• Exercise
Give the number of lines in the records below that include "JSON", and nothing more.

--------------------------------

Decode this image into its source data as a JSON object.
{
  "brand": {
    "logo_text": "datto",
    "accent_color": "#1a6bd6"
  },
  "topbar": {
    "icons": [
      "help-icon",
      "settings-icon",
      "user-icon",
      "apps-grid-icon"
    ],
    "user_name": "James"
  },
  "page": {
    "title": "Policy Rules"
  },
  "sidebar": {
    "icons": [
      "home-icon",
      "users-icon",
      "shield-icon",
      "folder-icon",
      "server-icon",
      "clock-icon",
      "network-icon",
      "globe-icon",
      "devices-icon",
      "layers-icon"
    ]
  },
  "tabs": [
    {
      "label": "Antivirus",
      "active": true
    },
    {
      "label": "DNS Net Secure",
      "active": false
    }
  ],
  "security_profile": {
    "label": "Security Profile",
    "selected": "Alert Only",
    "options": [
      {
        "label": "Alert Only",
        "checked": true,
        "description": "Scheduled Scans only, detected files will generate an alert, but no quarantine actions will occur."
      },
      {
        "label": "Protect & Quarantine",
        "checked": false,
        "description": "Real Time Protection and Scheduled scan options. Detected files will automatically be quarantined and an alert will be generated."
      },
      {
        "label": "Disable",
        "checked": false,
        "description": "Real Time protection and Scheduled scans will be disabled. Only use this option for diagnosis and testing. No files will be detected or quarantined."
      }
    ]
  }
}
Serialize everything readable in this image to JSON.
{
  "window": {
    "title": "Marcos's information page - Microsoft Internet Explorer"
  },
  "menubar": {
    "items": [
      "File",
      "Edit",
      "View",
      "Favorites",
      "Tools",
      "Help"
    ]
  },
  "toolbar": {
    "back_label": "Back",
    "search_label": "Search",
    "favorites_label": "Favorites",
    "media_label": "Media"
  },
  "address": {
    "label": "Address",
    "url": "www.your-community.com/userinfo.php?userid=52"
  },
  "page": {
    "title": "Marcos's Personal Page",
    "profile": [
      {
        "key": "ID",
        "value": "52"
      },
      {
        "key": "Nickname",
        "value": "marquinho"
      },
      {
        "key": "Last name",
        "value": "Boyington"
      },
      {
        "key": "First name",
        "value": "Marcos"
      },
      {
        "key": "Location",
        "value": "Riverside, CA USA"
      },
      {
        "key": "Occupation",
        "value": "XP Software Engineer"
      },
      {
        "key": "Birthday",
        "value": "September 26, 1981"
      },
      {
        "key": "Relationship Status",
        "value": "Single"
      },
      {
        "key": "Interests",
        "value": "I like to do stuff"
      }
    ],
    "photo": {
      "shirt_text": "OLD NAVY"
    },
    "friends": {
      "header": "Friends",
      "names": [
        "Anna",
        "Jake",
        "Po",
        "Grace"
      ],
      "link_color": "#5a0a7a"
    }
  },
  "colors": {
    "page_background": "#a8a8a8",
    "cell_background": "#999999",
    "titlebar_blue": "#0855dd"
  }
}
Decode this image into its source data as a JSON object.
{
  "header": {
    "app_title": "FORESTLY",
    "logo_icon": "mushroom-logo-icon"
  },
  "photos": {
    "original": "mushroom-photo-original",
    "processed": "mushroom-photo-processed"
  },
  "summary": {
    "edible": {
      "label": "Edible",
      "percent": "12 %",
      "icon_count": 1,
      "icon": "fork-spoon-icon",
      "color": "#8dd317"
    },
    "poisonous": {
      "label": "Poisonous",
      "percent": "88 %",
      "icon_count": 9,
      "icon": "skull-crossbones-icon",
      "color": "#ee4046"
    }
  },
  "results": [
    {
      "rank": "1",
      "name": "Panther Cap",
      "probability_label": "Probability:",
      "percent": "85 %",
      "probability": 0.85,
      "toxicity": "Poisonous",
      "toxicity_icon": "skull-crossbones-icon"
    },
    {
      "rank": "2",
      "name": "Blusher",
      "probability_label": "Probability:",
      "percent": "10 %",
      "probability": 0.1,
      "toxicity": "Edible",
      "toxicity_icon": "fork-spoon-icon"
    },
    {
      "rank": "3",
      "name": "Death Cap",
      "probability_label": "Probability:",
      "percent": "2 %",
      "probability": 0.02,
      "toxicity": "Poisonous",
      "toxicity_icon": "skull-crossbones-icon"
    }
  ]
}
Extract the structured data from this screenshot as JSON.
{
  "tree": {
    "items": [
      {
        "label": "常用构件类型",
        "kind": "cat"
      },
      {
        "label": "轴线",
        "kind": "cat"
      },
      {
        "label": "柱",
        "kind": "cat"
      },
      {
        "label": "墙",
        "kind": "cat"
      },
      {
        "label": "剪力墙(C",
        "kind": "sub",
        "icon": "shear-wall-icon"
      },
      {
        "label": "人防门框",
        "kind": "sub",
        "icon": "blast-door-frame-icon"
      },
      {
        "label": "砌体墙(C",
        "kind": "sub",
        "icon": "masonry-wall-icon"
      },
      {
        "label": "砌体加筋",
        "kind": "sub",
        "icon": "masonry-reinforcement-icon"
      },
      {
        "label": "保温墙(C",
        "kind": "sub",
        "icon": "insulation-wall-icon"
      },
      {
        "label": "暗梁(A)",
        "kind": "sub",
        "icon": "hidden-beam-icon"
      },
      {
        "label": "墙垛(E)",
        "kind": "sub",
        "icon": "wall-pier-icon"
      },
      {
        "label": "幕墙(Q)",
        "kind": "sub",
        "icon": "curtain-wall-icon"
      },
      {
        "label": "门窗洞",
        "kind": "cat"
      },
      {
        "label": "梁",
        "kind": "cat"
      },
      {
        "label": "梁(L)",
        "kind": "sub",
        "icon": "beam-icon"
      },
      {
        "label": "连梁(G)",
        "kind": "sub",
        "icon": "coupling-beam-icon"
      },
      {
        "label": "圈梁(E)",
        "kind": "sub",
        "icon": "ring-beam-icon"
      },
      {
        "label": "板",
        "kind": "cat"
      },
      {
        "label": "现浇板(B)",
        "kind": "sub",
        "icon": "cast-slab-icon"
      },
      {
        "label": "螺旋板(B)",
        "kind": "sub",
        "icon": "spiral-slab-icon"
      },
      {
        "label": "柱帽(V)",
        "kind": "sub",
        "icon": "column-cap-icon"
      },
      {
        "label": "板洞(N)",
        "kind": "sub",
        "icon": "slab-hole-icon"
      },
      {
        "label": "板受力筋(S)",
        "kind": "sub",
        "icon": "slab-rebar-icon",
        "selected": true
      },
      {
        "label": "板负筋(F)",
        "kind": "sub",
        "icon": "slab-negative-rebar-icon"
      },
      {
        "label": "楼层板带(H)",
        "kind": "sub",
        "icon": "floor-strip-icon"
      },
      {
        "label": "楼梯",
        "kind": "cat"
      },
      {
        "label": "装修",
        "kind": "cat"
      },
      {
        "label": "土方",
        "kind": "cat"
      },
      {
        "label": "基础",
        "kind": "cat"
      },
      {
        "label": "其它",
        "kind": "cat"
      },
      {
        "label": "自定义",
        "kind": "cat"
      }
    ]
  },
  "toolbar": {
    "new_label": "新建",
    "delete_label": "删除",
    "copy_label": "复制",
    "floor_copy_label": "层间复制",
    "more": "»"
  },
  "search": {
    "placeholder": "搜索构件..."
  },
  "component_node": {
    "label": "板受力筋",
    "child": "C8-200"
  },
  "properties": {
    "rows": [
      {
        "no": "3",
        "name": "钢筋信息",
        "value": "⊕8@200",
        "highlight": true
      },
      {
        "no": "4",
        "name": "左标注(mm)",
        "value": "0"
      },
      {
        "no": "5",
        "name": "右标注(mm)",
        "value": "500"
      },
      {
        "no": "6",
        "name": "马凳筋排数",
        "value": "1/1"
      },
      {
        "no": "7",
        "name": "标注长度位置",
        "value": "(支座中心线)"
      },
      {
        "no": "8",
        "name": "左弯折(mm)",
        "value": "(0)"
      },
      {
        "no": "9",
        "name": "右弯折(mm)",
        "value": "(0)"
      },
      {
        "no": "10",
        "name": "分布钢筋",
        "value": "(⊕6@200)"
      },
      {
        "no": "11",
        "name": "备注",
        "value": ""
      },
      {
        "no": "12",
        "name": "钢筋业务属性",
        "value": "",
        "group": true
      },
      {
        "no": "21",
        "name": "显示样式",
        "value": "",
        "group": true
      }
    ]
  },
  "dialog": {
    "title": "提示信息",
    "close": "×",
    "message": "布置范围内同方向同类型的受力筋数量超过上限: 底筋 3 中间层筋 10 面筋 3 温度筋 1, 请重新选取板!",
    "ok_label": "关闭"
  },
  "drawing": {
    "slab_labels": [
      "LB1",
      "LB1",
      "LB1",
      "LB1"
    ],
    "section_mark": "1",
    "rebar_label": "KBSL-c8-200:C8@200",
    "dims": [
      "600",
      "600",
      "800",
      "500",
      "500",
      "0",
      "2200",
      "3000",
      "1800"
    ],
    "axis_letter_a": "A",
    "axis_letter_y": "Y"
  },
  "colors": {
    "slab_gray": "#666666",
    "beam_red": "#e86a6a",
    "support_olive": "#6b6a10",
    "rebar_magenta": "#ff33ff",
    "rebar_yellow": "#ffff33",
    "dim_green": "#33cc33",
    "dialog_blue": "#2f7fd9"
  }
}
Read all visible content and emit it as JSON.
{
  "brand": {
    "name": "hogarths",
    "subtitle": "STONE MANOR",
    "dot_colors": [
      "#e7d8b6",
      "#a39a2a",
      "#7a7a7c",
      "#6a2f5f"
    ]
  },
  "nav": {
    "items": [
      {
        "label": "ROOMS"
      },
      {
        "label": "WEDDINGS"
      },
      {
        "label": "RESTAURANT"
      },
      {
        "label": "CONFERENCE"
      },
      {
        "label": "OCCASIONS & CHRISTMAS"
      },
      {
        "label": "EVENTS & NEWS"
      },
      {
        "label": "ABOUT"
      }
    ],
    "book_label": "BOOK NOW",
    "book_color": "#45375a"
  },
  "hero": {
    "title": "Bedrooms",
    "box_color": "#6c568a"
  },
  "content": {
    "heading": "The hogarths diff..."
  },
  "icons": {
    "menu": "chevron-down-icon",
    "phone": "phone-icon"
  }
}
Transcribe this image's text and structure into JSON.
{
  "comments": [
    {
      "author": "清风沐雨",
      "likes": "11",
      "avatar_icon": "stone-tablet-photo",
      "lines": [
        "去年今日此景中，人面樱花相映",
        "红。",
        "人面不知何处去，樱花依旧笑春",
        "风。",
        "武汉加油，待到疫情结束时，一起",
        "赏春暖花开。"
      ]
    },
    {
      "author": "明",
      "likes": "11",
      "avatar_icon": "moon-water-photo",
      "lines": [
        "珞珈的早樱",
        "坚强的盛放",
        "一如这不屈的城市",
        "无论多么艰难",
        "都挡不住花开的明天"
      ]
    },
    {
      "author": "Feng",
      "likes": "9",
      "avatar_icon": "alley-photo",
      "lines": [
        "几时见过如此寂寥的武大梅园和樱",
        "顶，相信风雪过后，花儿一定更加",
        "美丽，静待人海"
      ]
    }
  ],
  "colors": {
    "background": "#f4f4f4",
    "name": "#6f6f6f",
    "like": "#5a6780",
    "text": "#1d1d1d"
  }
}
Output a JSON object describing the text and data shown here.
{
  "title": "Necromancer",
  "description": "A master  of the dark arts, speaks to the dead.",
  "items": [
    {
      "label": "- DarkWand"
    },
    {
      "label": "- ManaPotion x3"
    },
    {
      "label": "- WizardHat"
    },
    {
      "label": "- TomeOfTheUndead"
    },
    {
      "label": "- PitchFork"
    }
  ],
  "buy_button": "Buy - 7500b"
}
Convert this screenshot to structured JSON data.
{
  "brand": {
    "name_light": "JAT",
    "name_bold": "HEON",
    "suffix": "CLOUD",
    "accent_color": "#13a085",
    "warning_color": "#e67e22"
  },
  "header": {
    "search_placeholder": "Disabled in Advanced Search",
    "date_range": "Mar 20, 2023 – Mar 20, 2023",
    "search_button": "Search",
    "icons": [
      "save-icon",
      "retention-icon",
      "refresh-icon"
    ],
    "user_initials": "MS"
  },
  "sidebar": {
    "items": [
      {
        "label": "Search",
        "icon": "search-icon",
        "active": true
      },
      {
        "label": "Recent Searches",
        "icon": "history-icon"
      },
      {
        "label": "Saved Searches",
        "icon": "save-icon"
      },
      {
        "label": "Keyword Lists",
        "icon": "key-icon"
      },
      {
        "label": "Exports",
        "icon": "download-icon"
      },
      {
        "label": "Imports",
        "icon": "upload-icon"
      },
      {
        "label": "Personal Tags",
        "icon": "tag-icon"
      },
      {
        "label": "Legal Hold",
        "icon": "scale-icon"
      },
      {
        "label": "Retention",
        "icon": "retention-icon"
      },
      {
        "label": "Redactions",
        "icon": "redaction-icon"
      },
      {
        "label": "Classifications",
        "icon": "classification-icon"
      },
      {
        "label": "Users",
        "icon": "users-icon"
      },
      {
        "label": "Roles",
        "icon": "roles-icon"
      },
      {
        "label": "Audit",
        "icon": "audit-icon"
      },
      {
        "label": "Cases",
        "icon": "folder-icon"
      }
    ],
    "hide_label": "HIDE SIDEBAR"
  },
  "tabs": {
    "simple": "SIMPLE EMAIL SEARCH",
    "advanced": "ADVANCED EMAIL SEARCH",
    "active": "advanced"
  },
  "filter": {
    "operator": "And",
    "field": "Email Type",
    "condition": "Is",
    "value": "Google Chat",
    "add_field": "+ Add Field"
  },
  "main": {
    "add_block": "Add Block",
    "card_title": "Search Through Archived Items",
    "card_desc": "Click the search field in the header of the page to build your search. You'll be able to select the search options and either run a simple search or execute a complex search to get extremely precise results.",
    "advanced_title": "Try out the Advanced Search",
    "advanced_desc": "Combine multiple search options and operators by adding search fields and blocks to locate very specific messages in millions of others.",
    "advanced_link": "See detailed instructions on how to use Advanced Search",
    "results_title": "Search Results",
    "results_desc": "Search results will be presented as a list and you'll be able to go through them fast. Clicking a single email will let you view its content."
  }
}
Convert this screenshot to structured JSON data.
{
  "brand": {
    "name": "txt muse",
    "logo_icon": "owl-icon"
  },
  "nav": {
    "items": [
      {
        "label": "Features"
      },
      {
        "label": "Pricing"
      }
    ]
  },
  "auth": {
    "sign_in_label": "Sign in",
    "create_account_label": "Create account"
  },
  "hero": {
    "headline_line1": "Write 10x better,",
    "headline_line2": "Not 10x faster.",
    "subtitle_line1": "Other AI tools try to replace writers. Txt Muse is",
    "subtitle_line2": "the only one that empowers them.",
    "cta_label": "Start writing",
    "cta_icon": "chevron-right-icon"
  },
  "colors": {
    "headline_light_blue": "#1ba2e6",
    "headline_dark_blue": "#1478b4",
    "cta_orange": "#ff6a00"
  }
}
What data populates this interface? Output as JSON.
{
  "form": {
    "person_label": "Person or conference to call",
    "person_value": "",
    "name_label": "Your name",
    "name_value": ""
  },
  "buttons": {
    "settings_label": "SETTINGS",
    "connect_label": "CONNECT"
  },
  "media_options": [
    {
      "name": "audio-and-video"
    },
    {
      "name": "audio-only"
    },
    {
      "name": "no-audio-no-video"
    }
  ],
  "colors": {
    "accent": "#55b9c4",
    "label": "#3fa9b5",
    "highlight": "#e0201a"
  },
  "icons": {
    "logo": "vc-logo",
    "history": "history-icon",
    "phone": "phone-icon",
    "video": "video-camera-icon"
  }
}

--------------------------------

• Task answer
10